The Degrees When Due program will connect administrators and staff at institutions in eight states to strategies and tools they can use to identify former students who dropped out of college. The program is expected to create 500,000 new college graduates.

“When a college student becomes a graduate, she moves closer to realizing her full potential. But when she pauses her studies, even after earning enough credits, and never receives her degree, that potential becomes much harder to realize,” IHEP president Michelle Asha Cooper said in a news release. “Through Degrees When Due we’re helping schools build the capacity to help more low-income students and students of color cross the degree-completion finish line.”

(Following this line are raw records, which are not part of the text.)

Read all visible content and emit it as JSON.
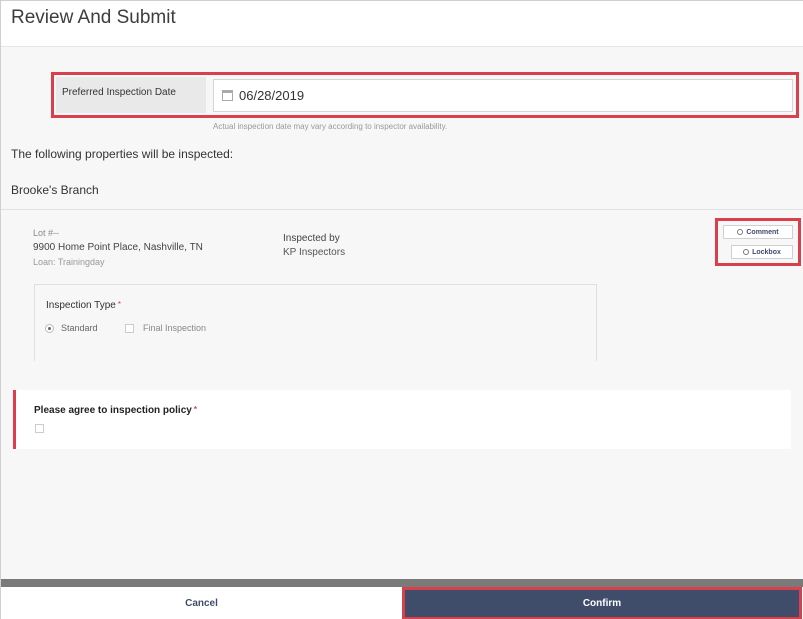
{
  "header": {
    "title": "Review And Submit"
  },
  "preferred_date": {
    "label": "Preferred Inspection Date",
    "value": "06/28/2019",
    "note": "Actual inspection date may vary according to inspector availability."
  },
  "properties_heading": "The following properties will be inspected:",
  "branch": "Brooke's Branch",
  "property": {
    "lot": "Lot #--",
    "address": "9900 Home Point Place, Nashville, TN",
    "loan": "Loan: Trainingday",
    "inspected_by_label": "Inspected by",
    "inspector": "KP Inspectors"
  },
  "actions": {
    "comment": "Comment",
    "lockbox": "Lockbox"
  },
  "inspection_type": {
    "label": "Inspection Type",
    "required_mark": "*",
    "options": [
      "Standard",
      "Final Inspection"
    ],
    "selected": "Standard"
  },
  "policy": {
    "label": "Please agree to inspection policy",
    "required_mark": "*"
  },
  "footer": {
    "cancel": "Cancel",
    "confirm": "Confirm"
  },
  "colors": {
    "accent": "#3f4d6b",
    "highlight": "#d9404c"
  }
}
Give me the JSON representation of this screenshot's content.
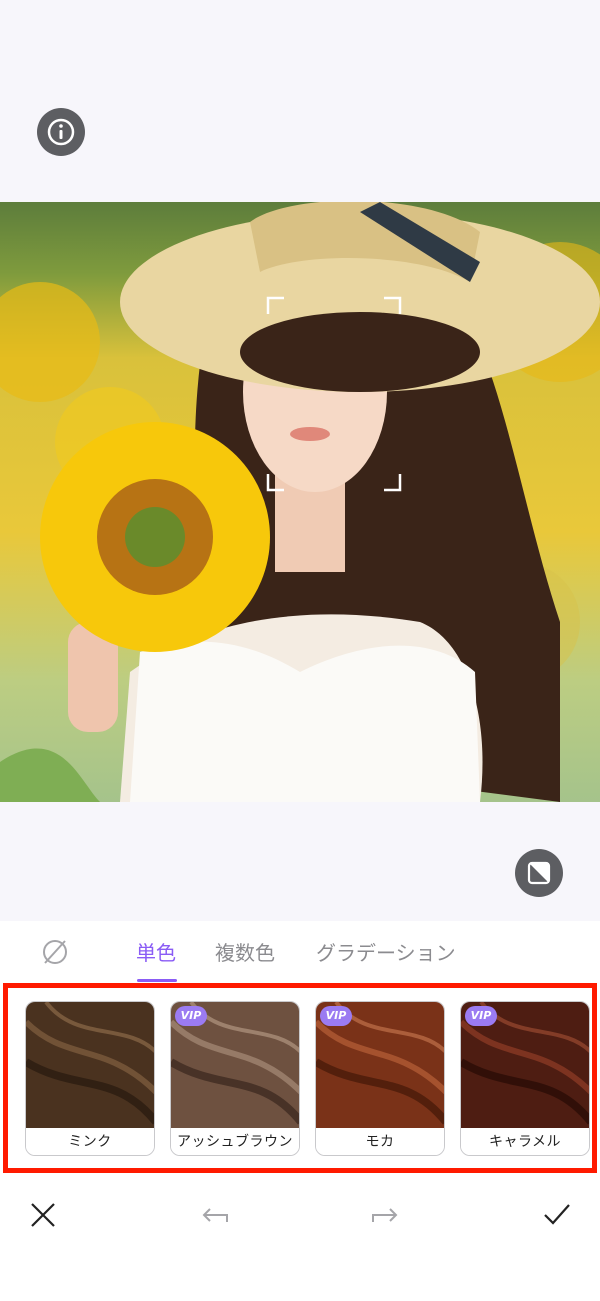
{
  "toolbar": {
    "info_icon": "info-icon",
    "compare_icon": "compare-icon"
  },
  "tabs": {
    "none_icon": "no-color-icon",
    "items": [
      {
        "label": "単色",
        "active": true
      },
      {
        "label": "複数色",
        "active": false
      },
      {
        "label": "グラデーション",
        "active": false
      }
    ]
  },
  "swatches": [
    {
      "label": "ミンク",
      "vip": false,
      "color": "#4a321f"
    },
    {
      "label": "アッシュブラウン",
      "vip": true,
      "vip_label": "VIP",
      "color": "#6e5140"
    },
    {
      "label": "モカ",
      "vip": true,
      "vip_label": "VIP",
      "color": "#7a3218"
    },
    {
      "label": "キャラメル",
      "vip": true,
      "vip_label": "VIP",
      "color": "#4e1d12"
    }
  ],
  "bottom": {
    "close_icon": "close-icon",
    "undo_icon": "undo-icon",
    "redo_icon": "redo-icon",
    "confirm_icon": "check-icon"
  },
  "colors": {
    "accent": "#8a5cf5",
    "highlight_border": "#ff1a00",
    "vip_badge": "#9b7bf2"
  }
}
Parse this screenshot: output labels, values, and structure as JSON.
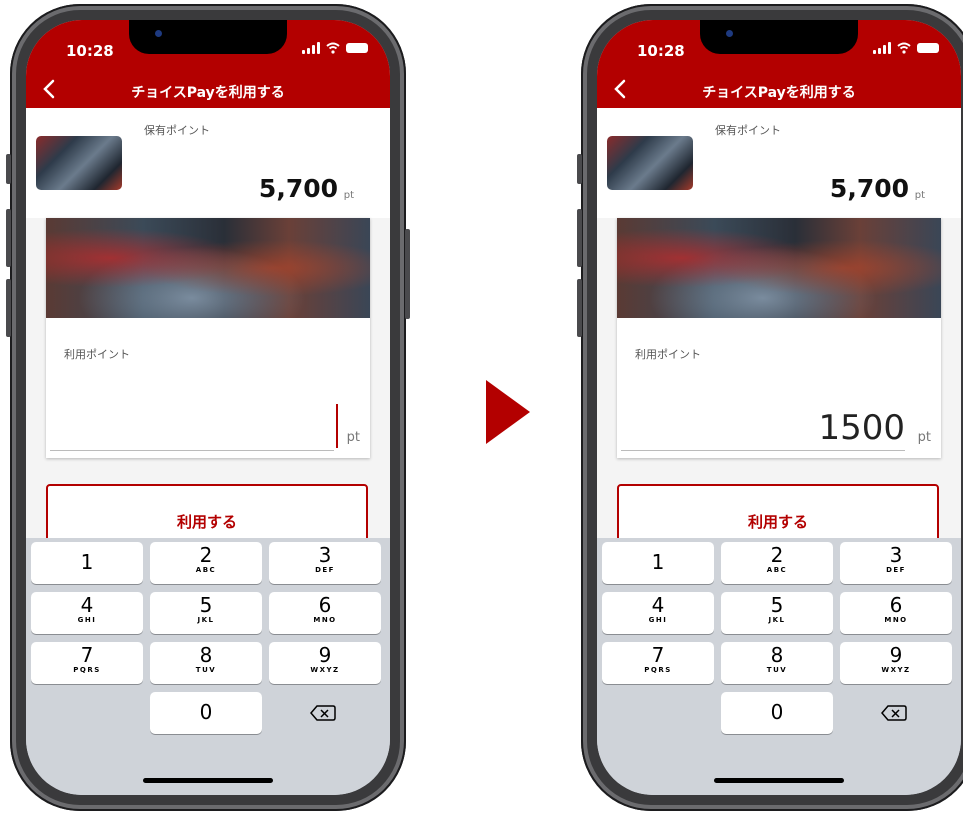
{
  "screens": [
    {
      "status": {
        "time": "10:28"
      },
      "nav": {
        "title": "チョイスPayを利用する"
      },
      "held": {
        "label": "保有ポイント",
        "value": "5,700",
        "unit": "pt"
      },
      "use": {
        "label": "利用ポイント",
        "value": "",
        "unit": "pt"
      },
      "button": {
        "label": "利用する"
      },
      "keypad": {
        "keys": [
          {
            "num": "1",
            "letters": ""
          },
          {
            "num": "2",
            "letters": "ABC"
          },
          {
            "num": "3",
            "letters": "DEF"
          },
          {
            "num": "4",
            "letters": "GHI"
          },
          {
            "num": "5",
            "letters": "JKL"
          },
          {
            "num": "6",
            "letters": "MNO"
          },
          {
            "num": "7",
            "letters": "PQRS"
          },
          {
            "num": "8",
            "letters": "TUV"
          },
          {
            "num": "9",
            "letters": "WXYZ"
          },
          {
            "num": "0",
            "letters": ""
          }
        ],
        "delete": "delete-icon"
      }
    },
    {
      "status": {
        "time": "10:28"
      },
      "nav": {
        "title": "チョイスPayを利用する"
      },
      "held": {
        "label": "保有ポイント",
        "value": "5,700",
        "unit": "pt"
      },
      "use": {
        "label": "利用ポイント",
        "value": "1500",
        "unit": "pt"
      },
      "button": {
        "label": "利用する"
      },
      "keypad": {
        "keys": [
          {
            "num": "1",
            "letters": ""
          },
          {
            "num": "2",
            "letters": "ABC"
          },
          {
            "num": "3",
            "letters": "DEF"
          },
          {
            "num": "4",
            "letters": "GHI"
          },
          {
            "num": "5",
            "letters": "JKL"
          },
          {
            "num": "6",
            "letters": "MNO"
          },
          {
            "num": "7",
            "letters": "PQRS"
          },
          {
            "num": "8",
            "letters": "TUV"
          },
          {
            "num": "9",
            "letters": "WXYZ"
          },
          {
            "num": "0",
            "letters": ""
          }
        ],
        "delete": "delete-icon"
      }
    }
  ],
  "transition_icon": "right-arrow-icon",
  "colors": {
    "brand": "#b30000",
    "keypad_bg": "#cfd3d9"
  }
}
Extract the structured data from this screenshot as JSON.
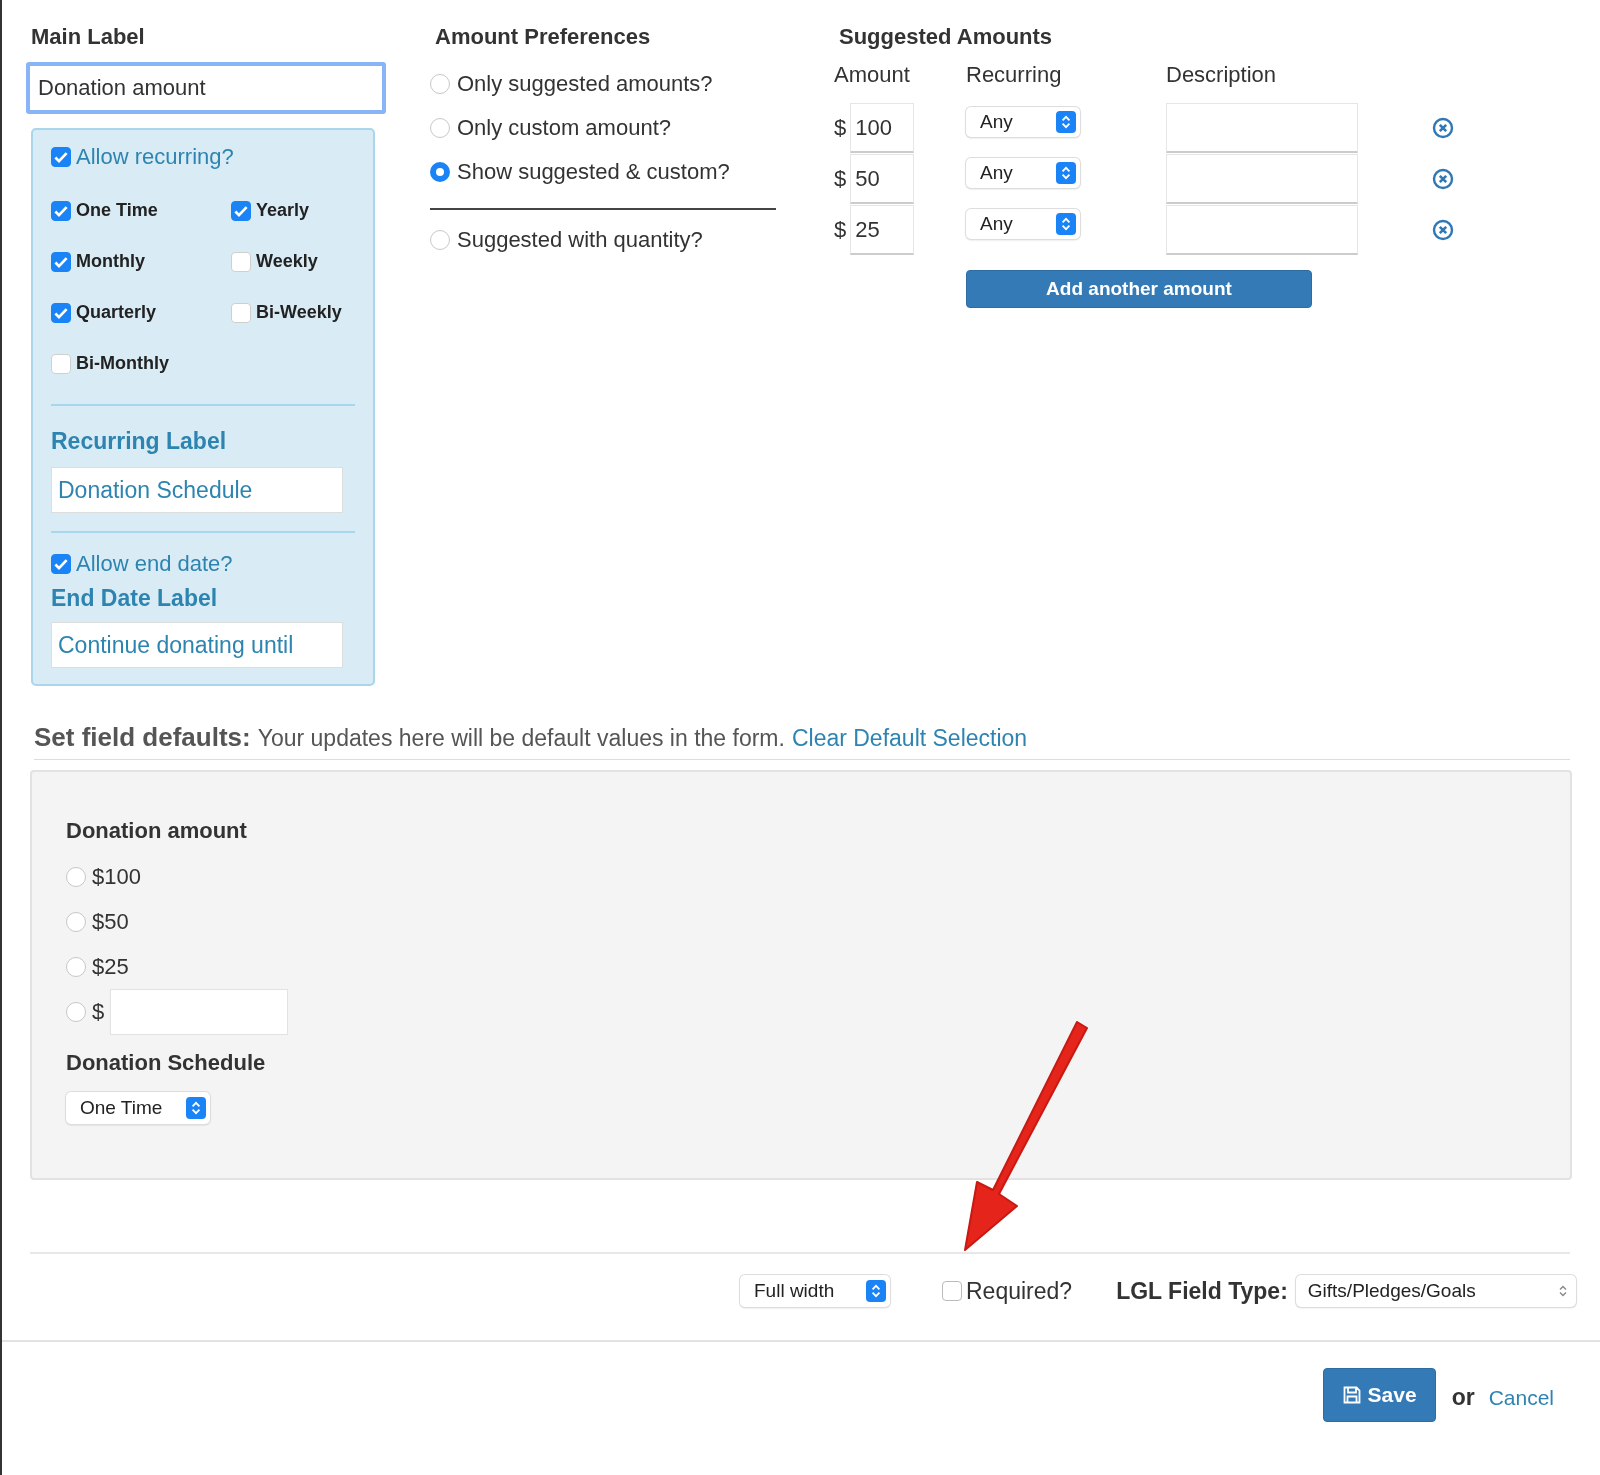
{
  "main_label": {
    "label": "Main Label",
    "value": "Donation amount"
  },
  "recurring_panel": {
    "allow_recurring": {
      "label": "Allow recurring?",
      "checked": true
    },
    "frequencies": [
      {
        "label": "One Time",
        "checked": true
      },
      {
        "label": "Yearly",
        "checked": true
      },
      {
        "label": "Monthly",
        "checked": true
      },
      {
        "label": "Weekly",
        "checked": false
      },
      {
        "label": "Quarterly",
        "checked": true
      },
      {
        "label": "Bi-Weekly",
        "checked": false
      },
      {
        "label": "Bi-Monthly",
        "checked": false
      }
    ],
    "recurring_label": {
      "label": "Recurring Label",
      "value": "Donation Schedule"
    },
    "allow_end_date": {
      "label": "Allow end date?",
      "checked": true
    },
    "end_date_label": {
      "label": "End Date Label",
      "value": "Continue donating until"
    }
  },
  "amount_preferences": {
    "title": "Amount Preferences",
    "options": [
      {
        "label": "Only suggested amounts?",
        "selected": false,
        "separated_before": false
      },
      {
        "label": "Only custom amount?",
        "selected": false,
        "separated_before": false
      },
      {
        "label": "Show suggested & custom?",
        "selected": true,
        "separated_before": false
      },
      {
        "label": "Suggested with quantity?",
        "selected": false,
        "separated_before": true
      }
    ]
  },
  "suggested_amounts": {
    "title": "Suggested Amounts",
    "columns": [
      "Amount",
      "Recurring",
      "Description"
    ],
    "rows": [
      {
        "currency": "$",
        "amount": "100",
        "recurring": "Any"
      },
      {
        "currency": "$",
        "amount": "50",
        "recurring": "Any"
      },
      {
        "currency": "$",
        "amount": "25",
        "recurring": "Any"
      }
    ],
    "add_button": "Add another amount"
  },
  "defaults": {
    "title": "Set field defaults:",
    "hint": "Your updates here will be default values in the form.",
    "link": "Clear Default Selection",
    "form": {
      "amount_label": "Donation amount",
      "options": [
        {
          "label": "$100",
          "selected": false
        },
        {
          "label": "$50",
          "selected": false
        },
        {
          "label": "$25",
          "selected": false
        }
      ],
      "custom": {
        "currency": "$",
        "selected": false
      },
      "schedule_label": "Donation Schedule",
      "schedule_value": "One Time"
    }
  },
  "field_settings": {
    "width": "Full width",
    "required": {
      "label": "Required?",
      "checked": false
    },
    "field_type": {
      "label": "LGL Field Type:",
      "value": "Gifts/Pledges/Goals"
    }
  },
  "actions": {
    "save": "Save",
    "or": "or",
    "cancel": "Cancel"
  }
}
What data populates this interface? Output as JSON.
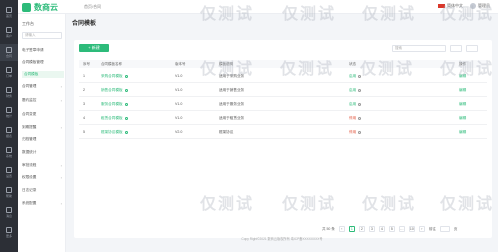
{
  "rail": {
    "items": [
      {
        "label": "首页",
        "icon": "home-icon"
      },
      {
        "label": "客户",
        "icon": "user-icon"
      },
      {
        "label": "合同",
        "icon": "doc-icon"
      },
      {
        "label": "订单",
        "icon": "list-icon"
      },
      {
        "label": "财务",
        "icon": "wallet-icon"
      },
      {
        "label": "统计",
        "icon": "chart-icon"
      },
      {
        "label": "报表",
        "icon": "table-icon"
      },
      {
        "label": "系统",
        "icon": "gear-icon"
      },
      {
        "label": "设置",
        "icon": "setting-icon"
      },
      {
        "label": "帮助",
        "icon": "help-icon"
      },
      {
        "label": "消息",
        "icon": "bell-icon"
      },
      {
        "label": "更多",
        "icon": "more-icon"
      }
    ]
  },
  "topbar": {
    "logo_text": "数商云",
    "breadcrumb": "首页/合同",
    "lang": "简体中文",
    "user": "管理员"
  },
  "sidebar": {
    "title": "工作台",
    "search_placeholder": "请输入",
    "items": [
      {
        "label": "电子签章申请",
        "arrow": ""
      },
      {
        "label": "合同模板管理",
        "arrow": ""
      },
      {
        "label": "合同模板",
        "arrow": ""
      },
      {
        "label": "合同管理",
        "arrow": "›"
      },
      {
        "label": "履约监控",
        "arrow": "›"
      },
      {
        "label": "合同变更",
        "arrow": ""
      },
      {
        "label": "到期提醒",
        "arrow": "›"
      },
      {
        "label": "归档管理",
        "arrow": ""
      },
      {
        "label": "数据统计",
        "arrow": ""
      },
      {
        "label": "审批流程",
        "arrow": "›"
      },
      {
        "label": "权限设置",
        "arrow": "›"
      },
      {
        "label": "日志记录",
        "arrow": ""
      },
      {
        "label": "系统配置",
        "arrow": "›"
      }
    ]
  },
  "main": {
    "page_title": "合同模板",
    "add_button": "+ 新建",
    "search_placeholder": "搜索",
    "columns": [
      "序号",
      "合同模板名称",
      "版本号",
      "模板说明",
      "",
      "状态",
      "操作"
    ],
    "rows": [
      {
        "no": "1",
        "name": "采购合同模板",
        "version": "V1.0",
        "desc": "适用于采购业务",
        "status": "启用",
        "status_type": "on",
        "op": "编辑"
      },
      {
        "no": "2",
        "name": "销售合同模板",
        "version": "V1.0",
        "desc": "适用于销售业务",
        "status": "启用",
        "status_type": "on",
        "op": "编辑"
      },
      {
        "no": "3",
        "name": "服务合同模板",
        "version": "V1.0",
        "desc": "适用于服务业务",
        "status": "启用",
        "status_type": "on",
        "op": "编辑"
      },
      {
        "no": "4",
        "name": "租赁合同模板",
        "version": "V1.0",
        "desc": "适用于租赁业务",
        "status": "停用",
        "status_type": "off",
        "op": "编辑"
      },
      {
        "no": "5",
        "name": "框架协议模板",
        "version": "V2.0",
        "desc": "框架协议",
        "status": "停用",
        "status_type": "off",
        "op": "编辑"
      }
    ],
    "pager": {
      "total": "共 50 条",
      "pages": [
        "1",
        "2",
        "3",
        "4",
        "5",
        "…",
        "10"
      ],
      "active_page": "1",
      "goto": "前往",
      "page_unit": "页"
    }
  },
  "footer": "Copy Right©2021 数商云版权所有 粤ICP备XXXXXXXX号",
  "watermarks": [
    "仅测试",
    "仅测试",
    "仅测试",
    "仅测试",
    "仅测试",
    "仅测试",
    "仅测试",
    "仅测试",
    "仅测试",
    "仅测试",
    "仅测试",
    "仅测试"
  ],
  "colors": {
    "accent": "#2dbb7a",
    "danger": "#e1533b",
    "rail": "#2c2f36"
  }
}
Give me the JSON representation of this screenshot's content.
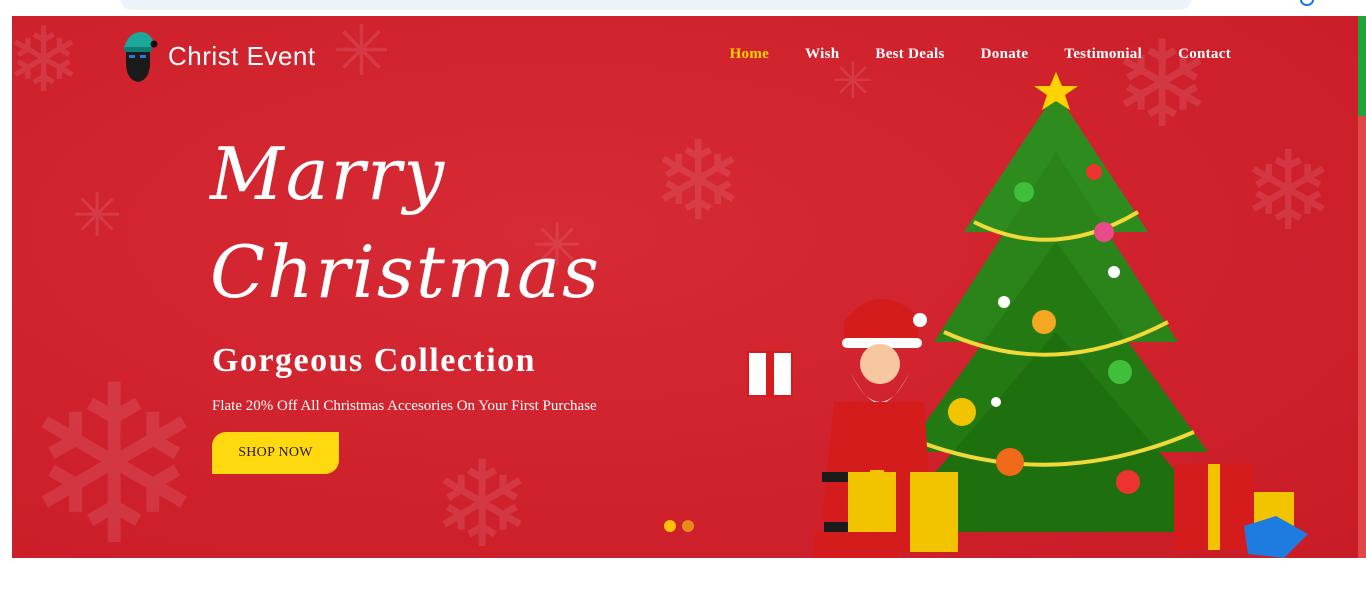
{
  "brand": {
    "name": "Christ Event"
  },
  "nav": {
    "items": [
      {
        "label": "Home",
        "active": true
      },
      {
        "label": "Wish"
      },
      {
        "label": "Best Deals"
      },
      {
        "label": "Donate"
      },
      {
        "label": "Testimonial"
      },
      {
        "label": "Contact"
      }
    ]
  },
  "hero": {
    "script_line1": "Marry",
    "script_line2": "Christmas",
    "headline": "Gorgeous Collection",
    "subline": "Flate 20% Off All Christmas Accesories On Your First Purchase",
    "cta_label": "SHOP NOW"
  },
  "slider": {
    "count": 2,
    "active_index": 0
  },
  "colors": {
    "hero_bg": "#d0222d",
    "accent_yellow": "#ffd90f",
    "nav_active": "#ffd400",
    "text": "#ffffff"
  },
  "icons": [
    "santa-logo-icon",
    "snowflake-icon",
    "globe-icon",
    "christmas-tree-icon",
    "santa-illustration-icon",
    "gift-box-icon",
    "star-icon"
  ]
}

Almost one in five college students falls short of earning a degree or credential, according to the National Student Clearinghouse Research Center. Colleges in California, Michigan, Minnesota, New Jersey, New York, Texas, Utah and Washington are participating in the program. The majority are community colleges, but some are four-year institutions.

The Lumina Foundation, Kresge Foundation, Great Lakes Higher Education Corporation and ECMC Foundation are funding the initiative with $5.8 million.